<![CDATA[Watch: "Celebrity Whispers" With Chris Pratt, Anna Faris]]> Thu, 26 Feb 2015 08:18:05 -0500 http://media.nbcnewyork.com/images/213*120/Fallon+Celebrity+Whispers.png Peggy Hess, Jimmy Fallon's entertainment correspondent, reports on what stars like Bradley Cooper, Chris Pratt and Anna Faris are whispering about to each other on the red carpet.]]> <![CDATA["Parks and Rec" Cast Talk Finale on "Late Night"]]> Wed, 25 Feb 2015 08:19:05 -0500 http://media.nbcnewyork.com/images/213*120/Meyers+Parks+and+Rec+1.JPG The cast of "Parks and Recreation" talk about filming the series finale and reveals an alternate ending Chris Pratt pitched for himself.

Photo Credit: NBC/NBCU Photo Bank]]>
<![CDATA["Parks" Cast Sings "Bye, Bye, Li'l Sebastion"]]> Wed, 25 Feb 2015 07:32:57 -0500 http://media.nbcnewyork.com/images/213*120/Parks+and+Rec+Song.JPG "The Parks and Recreation" cast sings “Bye, Bye Li’l Sebastian” in honor of the series finale.

Photo Credit: NBC/NBCU Photo Bank]]>
<![CDATA[Watch: Random Object Shootout with Gabrielle Union]]> Wed, 25 Feb 2015 07:56:50 -0500 http://media.nbcnewyork.com/images/213*120/Fallon+Random+Basketball.JPG Gabrielle Union and Jimmy Fallon, with some ringer assistance from Josh Duhamel, compete in a shooting contest using random objects including a doll bathtub filled with super bouncy balls.

Photo Credit: Douglas Gorenstein/NBC]]>
<![CDATA[“Tonight Show” Pros and Cons: The Deep Freeze]]> Wed, 25 Feb 2015 10:06:25 -0500 http://media.nbcnewyork.com/images/213*120/Fallon+Pros+and+Cons+Freeze.png Jimmy Fallon weighs the good and bad of dealing with country-wide subzero temperatures.]]> <![CDATA[“Hamilton” Moving to Broadway]]> Wed, 25 Feb 2015 11:34:02 -0500 http://media.nbcnewyork.com/images/213*120/HamiltonBroadway.jpg

Lin-Manuel Miranda’s critically acclaimed new musical “Hamilton,” which is now enjoying a sold-out limited run at The Public Theater, will move to Broadway this summer.

“Hamilton,” which tells the story of one of history’s founding fathers and features book, music and lyrics by Miranda and direction from Thomas Kail (“In the Heights”), will begin previews July 13 at the Richard Rodgers Theatre.

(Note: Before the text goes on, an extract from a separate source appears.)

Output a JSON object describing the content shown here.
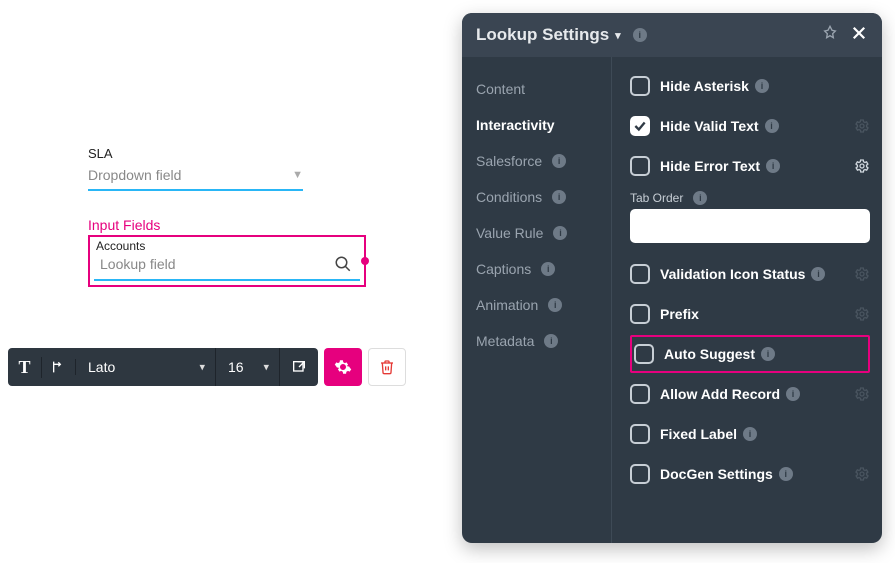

Opening date is set for Aug. 6.

It’s a full circle moment for Miranda, who made his Broadway debut at the Richard Rodgers with “In the Heights.”

“The relationship between the audience and the stage at the Richard Rodgers is the best I’ve ever had,” he told NBC New York. “You can see every face, you can communicate with everyone. It feels like a conversation, not like you’re doing a show for people.”

Miranda also told NBC New York why he thought “Hamilton” has been resonating with critics and audiences:

"We deify the founding fathers, and with good reason,” Miranda said. “But they were people. And ‘Hamilton’ is a reminder that they were human beings. And they were brilliant but they were flawed. But the fights they had crept into the recipe that made America. We’re all still having those same discussions and those same debates today.”

“Hamilton” will be the second show The Public has transferred to Broadway this year, following Jeanine Tesori and Lisa Kron's “Fun Home,” which begins performances at the Circle in the Square Theatre on March 27.

“We have produced two shows that are radically different from one another in every way, except they truthfully speak to the time in an extraordinary fashion,” The Public Theater Artistic Director Oskar Eustis told NBC New York. “They are of our moment in an amazing way. And one of them is about a lesbian cartoonist and her suicidal father, and the other is about the founding of the United States, but they’re both big, open hearted, innovative, experimental musicals that touch a mainstream audience.”

Tickets for the Broadway engagement of “Hamilton” go on sale March 8 via Ticketmaster at www.ticketmaster.com or 800-745-3000.



Photo Credit: Joan Marcus]]>